Should India have only one official language instead of two? Does Hindi qualify to be the chosen one over English? While there are for and against arguments, here are some political insights on picking Hindi as the official language of the country.

Speaking to My Nation, Professor Rajaram Tolpadi, who has worked closely with freedom fighter Ram Manohar Lohia, shared his views. Lohia had proposed to make Hindi as the official language of India.

The question of having country's own official language became prominent during the nationalist movement. Leaders in the north of India unanimously had agreed on Hindi as the national language.

Lohia even had started Angrezi Hathao movement, which meant “Remove English”. The basic argument of this movement was to pick any Indian language as the country's official one as an alternative to using English. Hindi was not pushed as the only choice but was one among a number of other Indian languages.

As Hindi and other languages were derived from the same, were spoken by the majority of Indian population, it was considered as an option. But Lohia's argument was that every Indian language is important and must be given equal preference. So a formula of using Hindi along with the language of that particular state was proposed.

"What Lohia’s suggestion was that whenever the Centre wanted to communicate to a state, the official letters should be in Hindi as well as in the language of that particular state. For example, if a letter has to be sent to the Chief Minister of Karnataka, one side of the letter should be in Hindi and the other side in Kannada. Likewise, in Tamil Nadu it will be in Hindi and Tamil," said Professor Tolpadi.

"But this idea was not carried forward as the bureaucrats working in the administration, led by the then British government were stuck to the use of colonial language English for official purposes. This was also favoured by the then Prime Minister Jawaharlal Nehru and English was accepted as the official language," the professor added.

Another reason for the fallout of Hindi was that Lohia's argument was misread, says Prof Tolpadi. His proposal was misunderstood as making Hindi the ultimate language and subduing all the regional languages, according to Prof Tolpadi.

Speaking about the dissent of South Indian states to consider Hindi as the official language, the above said argument was believed in the south. As there are very less number of Hindi speakers, this idea of Lohia was rejected outright.

On Karnataka as a whole, Prof Tolpadi feels that apart from some groups who fight in the name of “protecting Kannada”, the state is not completely against use of Hindi.

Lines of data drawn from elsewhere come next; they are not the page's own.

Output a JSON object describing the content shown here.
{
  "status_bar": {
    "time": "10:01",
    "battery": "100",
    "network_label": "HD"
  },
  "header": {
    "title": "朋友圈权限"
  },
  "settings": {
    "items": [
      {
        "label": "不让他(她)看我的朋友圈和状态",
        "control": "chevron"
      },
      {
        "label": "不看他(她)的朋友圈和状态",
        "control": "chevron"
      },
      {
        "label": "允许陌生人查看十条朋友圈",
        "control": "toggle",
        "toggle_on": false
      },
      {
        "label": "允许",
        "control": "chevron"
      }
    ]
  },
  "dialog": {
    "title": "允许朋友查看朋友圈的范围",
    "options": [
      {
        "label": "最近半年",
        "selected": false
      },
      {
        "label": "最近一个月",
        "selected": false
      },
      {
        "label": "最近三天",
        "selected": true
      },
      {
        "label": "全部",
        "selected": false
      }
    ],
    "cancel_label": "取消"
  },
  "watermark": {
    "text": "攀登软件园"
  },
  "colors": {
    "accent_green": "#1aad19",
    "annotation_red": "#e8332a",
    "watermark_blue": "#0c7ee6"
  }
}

North Karnataka has Marathi influence. In fact, many regions in North Karnataka actively took part in the Tilakite Movement organised by freedom fighter Bal Gangadhar Tilak from Maharashtra. Parts of Bellary have Telugu connection and areas bordering Kerala have Malayalam influence.

Hence, Karnataka is diverse and is living with many languages and is not against Hindi as much as the people of Andhra Pradesh, Telangana, Tamil Nadu and Kerala.

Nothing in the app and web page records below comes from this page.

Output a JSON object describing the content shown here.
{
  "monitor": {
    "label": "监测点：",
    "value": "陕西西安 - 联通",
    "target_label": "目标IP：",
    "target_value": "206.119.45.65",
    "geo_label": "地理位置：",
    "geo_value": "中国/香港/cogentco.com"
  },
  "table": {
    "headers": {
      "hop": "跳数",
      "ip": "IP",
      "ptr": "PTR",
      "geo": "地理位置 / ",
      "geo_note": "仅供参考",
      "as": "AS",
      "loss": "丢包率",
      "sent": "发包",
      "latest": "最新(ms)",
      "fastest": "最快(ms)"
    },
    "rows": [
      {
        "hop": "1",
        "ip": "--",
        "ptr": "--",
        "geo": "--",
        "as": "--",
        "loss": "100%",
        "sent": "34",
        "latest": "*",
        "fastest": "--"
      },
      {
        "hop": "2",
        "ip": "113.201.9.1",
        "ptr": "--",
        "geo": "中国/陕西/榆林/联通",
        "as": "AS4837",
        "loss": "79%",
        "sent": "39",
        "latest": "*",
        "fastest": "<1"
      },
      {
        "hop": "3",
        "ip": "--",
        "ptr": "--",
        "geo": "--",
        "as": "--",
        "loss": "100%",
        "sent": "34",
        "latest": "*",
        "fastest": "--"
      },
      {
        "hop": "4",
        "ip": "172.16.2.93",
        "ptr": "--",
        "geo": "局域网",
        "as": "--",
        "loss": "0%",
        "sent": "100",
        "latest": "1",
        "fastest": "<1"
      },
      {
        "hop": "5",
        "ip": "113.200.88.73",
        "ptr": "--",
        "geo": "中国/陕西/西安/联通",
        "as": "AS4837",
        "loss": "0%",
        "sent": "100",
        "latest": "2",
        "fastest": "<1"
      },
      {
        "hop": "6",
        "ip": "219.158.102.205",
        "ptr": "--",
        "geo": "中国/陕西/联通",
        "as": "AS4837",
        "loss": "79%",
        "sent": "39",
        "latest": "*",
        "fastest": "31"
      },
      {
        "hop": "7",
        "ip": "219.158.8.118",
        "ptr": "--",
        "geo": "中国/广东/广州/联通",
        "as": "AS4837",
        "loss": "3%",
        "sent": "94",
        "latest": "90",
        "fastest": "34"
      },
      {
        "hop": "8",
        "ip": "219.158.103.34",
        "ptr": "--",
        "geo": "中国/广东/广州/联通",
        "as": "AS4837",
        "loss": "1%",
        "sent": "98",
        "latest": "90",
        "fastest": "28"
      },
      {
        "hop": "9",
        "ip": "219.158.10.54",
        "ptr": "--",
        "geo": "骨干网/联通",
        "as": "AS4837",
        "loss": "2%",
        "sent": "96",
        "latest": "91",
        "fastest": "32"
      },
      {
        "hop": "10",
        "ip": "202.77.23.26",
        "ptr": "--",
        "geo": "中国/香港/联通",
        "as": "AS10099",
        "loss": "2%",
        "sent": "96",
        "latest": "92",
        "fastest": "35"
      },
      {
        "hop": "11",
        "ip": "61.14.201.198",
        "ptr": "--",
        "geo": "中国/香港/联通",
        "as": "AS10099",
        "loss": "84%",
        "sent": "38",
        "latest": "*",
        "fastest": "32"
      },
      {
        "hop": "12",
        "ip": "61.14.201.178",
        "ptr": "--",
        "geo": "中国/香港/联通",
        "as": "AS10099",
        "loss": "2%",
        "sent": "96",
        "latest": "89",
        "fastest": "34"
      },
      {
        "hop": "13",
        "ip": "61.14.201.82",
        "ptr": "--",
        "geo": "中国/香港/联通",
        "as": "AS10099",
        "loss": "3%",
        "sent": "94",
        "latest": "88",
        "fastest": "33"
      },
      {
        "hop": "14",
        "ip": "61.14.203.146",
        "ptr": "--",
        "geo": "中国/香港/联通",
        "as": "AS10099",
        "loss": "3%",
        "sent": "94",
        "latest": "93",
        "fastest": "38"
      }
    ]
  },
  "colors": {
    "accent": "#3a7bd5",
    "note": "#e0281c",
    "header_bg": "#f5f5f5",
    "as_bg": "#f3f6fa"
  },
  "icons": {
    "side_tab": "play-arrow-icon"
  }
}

"The recent development of identifying Hindi with Hindustan and Hinduism is the overstretching of the agenda of Hindi. This has led to Hindi imperialism. Demanding others to speak Hindi and the attitude of the North, relating Hindi to being Indian, has led to resentment from the states where there is not much use of Hindi," explained Prof Tolpadi.

So is this an attitude problem rather than a political agenda?

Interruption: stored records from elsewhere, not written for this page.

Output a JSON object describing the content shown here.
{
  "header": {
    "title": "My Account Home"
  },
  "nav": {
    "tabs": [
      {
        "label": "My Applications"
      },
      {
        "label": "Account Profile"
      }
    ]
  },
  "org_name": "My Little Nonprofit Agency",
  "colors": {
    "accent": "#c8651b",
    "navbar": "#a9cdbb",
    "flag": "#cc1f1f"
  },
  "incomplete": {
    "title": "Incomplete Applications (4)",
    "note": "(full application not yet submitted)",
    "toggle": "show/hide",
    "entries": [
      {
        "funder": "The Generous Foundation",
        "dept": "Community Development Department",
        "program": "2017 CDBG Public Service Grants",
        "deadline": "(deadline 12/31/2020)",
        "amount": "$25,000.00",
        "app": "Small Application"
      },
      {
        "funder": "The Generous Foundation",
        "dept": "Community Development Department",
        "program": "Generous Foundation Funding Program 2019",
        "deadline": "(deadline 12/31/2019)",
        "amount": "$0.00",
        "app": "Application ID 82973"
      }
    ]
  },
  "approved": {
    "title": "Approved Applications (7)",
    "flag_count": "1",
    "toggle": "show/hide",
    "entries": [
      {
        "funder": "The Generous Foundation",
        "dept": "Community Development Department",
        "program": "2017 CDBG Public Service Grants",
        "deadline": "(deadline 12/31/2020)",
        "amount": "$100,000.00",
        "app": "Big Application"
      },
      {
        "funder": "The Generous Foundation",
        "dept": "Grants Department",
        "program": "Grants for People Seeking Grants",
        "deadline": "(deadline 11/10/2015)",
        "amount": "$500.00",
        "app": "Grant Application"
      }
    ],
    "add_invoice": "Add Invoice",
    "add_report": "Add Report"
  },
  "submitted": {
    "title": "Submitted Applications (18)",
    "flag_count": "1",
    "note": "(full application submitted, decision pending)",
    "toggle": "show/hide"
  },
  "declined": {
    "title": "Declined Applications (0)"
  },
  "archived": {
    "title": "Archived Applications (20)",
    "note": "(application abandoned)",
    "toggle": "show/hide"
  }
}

In terms of considering the linguistic aspects of Hindi, a linguist Dibyajyothi Jana is of the opinion that though Dravidian culture and languages being pushed to the South is a popular notion, there are many competing proposals including otherwise unknown languages like Witzel's proposal of “Para-Munda” which states that neither Aryans nor Dravidians built or destroyed the Harappa civilisation and calls both of them as intruders.

But just like the Dravidian theory, Witzel's theories have also been confronted for lack of proof.

Speaking about the concept of sanskritising the native Dravidian languages, Jana says that this phrase is misleading. He opines that the term is simply used to denote the modernising of languages.

"The phenomenon would be akin to how many tribal people in modern India are abandoning their heritage languages and moving over to the local dominant or state languages. But when they adopt this (for them) new language, they develop a somewhat distinct way of speaking it – it may include detectable traces of their respective heritage (tribal) languages – in accent, syntax, and to an extent vocabulary," Jana said.

“Spoken Vedic Sanskrit was also adopted in a similar way all over the Indo-Gangetic plains around 1000 BC. While the educated standard form of the language, as used in the Vedas, Brahmanas, Upanishads and others remained reasonably unified throughout this whole region (but changed with time), the spoken forms diverged, and eventually emerged as local dialects, often called Prakrits," Jana added.

Thus these are two distinct ways (political and linguistic) of looking at the Hindi phenomenon. As confusion over making Hindi as the official national language remains, the different way of approach and Lohia's argument put together may play a vital role in providing a solution to the decades old problem.